Is Internet Use Going to Get You Sent to Jail?
Karl Schofield's PC was infected through e-mail, or possibly one of
those annoying pop-ups. The Trojan then went out to the Internet and
downloaded pornographic pictures of children, and he got pulled into
court. After hiring expert witnesses, spending his own money and
time, suffering vigilante attacks, having to move away from his home,
he was able to convince the court to let him off. It could happen to
Hackers, and their victims, are getting pulled into court -- as defendants.
Governments worldwide are cracking down hard on cyber-crime. A 22 year
old former Boston University student, Douglas Boudreau, was convicted
in early April 2003 of 'interception of wire communications,
unauthorized access to a computer system, larceny, identity fraud,'
and other charges. He is facing five years of probation, computer
monitoring, and having to pay back the money he misappropriated.
In Pennsylvania another 22 year old is facing federal charges for
allegedly hacking into a computer and stealing PayPal account
information. Jason Starr is said to have used a computer at Erie
Business College to break into a server located in Missouri. If
convicted he faces up to a year in prison, and up to $100,000 in
Information Theft Can Get You Into Jail
The users of Napster, Gnutella, and other Peer-to-Peer (P2P) networks
face new legal problems daily. The Recording Industry Association of
America (RIAA) has sued Verizon to get information regarding
home-based DSL users. In the suit, the RIAA requested the right to

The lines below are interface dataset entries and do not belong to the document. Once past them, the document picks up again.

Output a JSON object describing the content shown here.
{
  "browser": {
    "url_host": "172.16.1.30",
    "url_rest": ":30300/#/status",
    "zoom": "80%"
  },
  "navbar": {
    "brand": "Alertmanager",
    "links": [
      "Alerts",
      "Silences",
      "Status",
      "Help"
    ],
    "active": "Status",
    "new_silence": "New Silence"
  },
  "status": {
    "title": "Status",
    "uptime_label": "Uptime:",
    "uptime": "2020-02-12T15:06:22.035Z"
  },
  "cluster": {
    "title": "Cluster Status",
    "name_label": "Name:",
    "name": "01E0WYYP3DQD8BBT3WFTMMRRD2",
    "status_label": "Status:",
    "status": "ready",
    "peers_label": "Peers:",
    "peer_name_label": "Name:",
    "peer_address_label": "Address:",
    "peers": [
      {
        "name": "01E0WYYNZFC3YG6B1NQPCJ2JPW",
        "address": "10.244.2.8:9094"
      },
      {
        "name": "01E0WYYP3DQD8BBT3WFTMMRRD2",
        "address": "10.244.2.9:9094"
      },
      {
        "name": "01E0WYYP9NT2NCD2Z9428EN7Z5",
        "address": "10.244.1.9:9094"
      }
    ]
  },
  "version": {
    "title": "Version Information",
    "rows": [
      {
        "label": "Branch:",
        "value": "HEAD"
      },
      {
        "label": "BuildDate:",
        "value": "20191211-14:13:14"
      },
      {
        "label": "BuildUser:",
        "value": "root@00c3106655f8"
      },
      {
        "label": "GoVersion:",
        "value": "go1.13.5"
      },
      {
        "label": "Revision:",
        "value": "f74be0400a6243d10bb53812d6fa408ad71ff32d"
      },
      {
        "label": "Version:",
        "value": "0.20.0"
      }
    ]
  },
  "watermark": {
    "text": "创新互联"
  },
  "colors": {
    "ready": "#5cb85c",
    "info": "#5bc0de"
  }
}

subpoena the identity of a Verizon user who is thought to have been
involved with violation of the 1998 Digital Millennium Copyright Act.
The RIAA won. Then Verizon filed an appeal. The Justice Department
filed a brief siding with the RIAA.
People downloading copyrighted music from the Internet are breaking
the law, according to the RIAA. The RIAA's position has, so far, been
backed up by US Federal Courts.
Businesses who do not take reasonable measures to ensure that the
illegal sharing of copyrighted materials does not occur face criminal
and civil action. Fines of $150,000 per incident can be levied thanks
to the DMCA. Fines can easily accrue into the millions of dollars.
Parents of children who are sharing copyrighted materials may face the
same penalties. Even if you, or your children, are not purposely
downloading illegal materials you may face the same fate as Karl
Schofield. Hopefully the court will find you not guilty, too.